Isaac Wilkins, a current MPA ESP student, has a calling. Introduced to the environmental movement through advocating for environmental justice issues impacting communities of color, he is expanding his mission to help solve diverse issues across the various sectors within the environmental movement.
Many people are concerned that the Republican-controlled Congress and Trump’s administration will stop or reverse the progress the Obama administration has made on climate change. Here’s what you can do about it.
The Earth Institute digs into the past, tracks the present and models the future of climate. We explore the broader issues surrounding climate change, seek ways to apply our knowledge to real solutions, and nurture collaboration among faculty and researchers in the natural sciences, social sciences and humanities, law, public health, engineering, architecture and urban planning.

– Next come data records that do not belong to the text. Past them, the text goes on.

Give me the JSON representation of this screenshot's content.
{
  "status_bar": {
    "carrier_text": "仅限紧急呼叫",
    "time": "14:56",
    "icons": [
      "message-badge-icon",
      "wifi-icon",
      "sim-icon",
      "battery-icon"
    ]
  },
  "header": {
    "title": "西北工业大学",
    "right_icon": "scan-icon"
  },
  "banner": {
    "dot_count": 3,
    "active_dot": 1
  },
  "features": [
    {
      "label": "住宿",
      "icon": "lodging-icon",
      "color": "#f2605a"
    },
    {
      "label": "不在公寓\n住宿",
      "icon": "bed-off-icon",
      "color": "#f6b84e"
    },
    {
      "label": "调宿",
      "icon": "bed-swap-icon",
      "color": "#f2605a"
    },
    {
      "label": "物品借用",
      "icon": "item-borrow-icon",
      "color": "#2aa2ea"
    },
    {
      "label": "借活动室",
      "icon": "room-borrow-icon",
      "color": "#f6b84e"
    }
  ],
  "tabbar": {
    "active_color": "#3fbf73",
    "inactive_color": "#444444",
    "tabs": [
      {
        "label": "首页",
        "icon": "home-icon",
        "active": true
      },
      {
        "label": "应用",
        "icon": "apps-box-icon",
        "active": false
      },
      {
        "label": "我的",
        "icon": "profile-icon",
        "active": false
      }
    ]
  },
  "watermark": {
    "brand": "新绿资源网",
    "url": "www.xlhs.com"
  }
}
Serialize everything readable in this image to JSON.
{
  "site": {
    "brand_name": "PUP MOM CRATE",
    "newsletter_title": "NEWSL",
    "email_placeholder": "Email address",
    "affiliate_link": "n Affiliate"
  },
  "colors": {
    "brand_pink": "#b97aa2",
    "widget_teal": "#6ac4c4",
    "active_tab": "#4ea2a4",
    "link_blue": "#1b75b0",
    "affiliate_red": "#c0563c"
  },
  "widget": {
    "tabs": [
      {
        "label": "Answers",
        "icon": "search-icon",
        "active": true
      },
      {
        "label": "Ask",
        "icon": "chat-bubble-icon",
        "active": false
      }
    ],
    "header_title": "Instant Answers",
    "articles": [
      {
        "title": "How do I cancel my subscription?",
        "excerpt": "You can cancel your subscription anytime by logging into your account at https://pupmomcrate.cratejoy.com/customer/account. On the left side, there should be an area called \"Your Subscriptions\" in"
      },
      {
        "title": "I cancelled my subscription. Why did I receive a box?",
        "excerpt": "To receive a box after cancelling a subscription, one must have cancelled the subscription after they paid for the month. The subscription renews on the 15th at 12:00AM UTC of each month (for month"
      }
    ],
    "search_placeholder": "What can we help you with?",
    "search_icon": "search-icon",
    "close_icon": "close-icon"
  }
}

The election of Donald Trump has climate scientists concerned about its implications for U.S. environmental policies and worldwide efforts to curb the effects of climate change. Many fear that climate science under Trump could be strategically undermined in a variety of ways.
Join us for a symposium on Lessons of Climate Resilience in New York City this Wednesday, Oct. 19, from 6-7:15 p.m. in Low Library on the Columbia University campus.
“We can and should develop other agreements that ask countries to coordinate their actions rather than to reduce their emissions voluntarily. Countries are good at coordination, and not so good at volunteering to act in their collective interests.”
On Oct. 5, several small mountain countries with glaciers—Austria, Bolivia, and Nepal—undertook an important step in advancing global action on climate change. They helped the Paris Climate Agreement reach the threshold to enter into force and become legally binding.
A new white paper reviews climate impacts already underway in the Arctic, and examines further changes expected to take place even if the world meets the goals of the Paris Agreement. It will be presented today at a meeting at the White House of national-level science ministers and advisors from around the world.
Columbia University’s Initiative on Extreme Weather and Climate hosted its biggest seminar to date. David Titley presented a talk entitled Climate Risk and National Security: People not Polar Bears. Titley, a retired U.S. rear admiral and now a professor of meteorology at Pennsylvania State University, brought humor to a serious topic and how it affects people and geopolitics.
The world is working on sustainable development. And many of the new ideas and innovations being applied to fields from agriculture and food security to climate adaptation to socially inclusive economic growth will be on display at the fourth annual International Conference on Sustainable Development, to be held at Columbia University Sept. 21-22.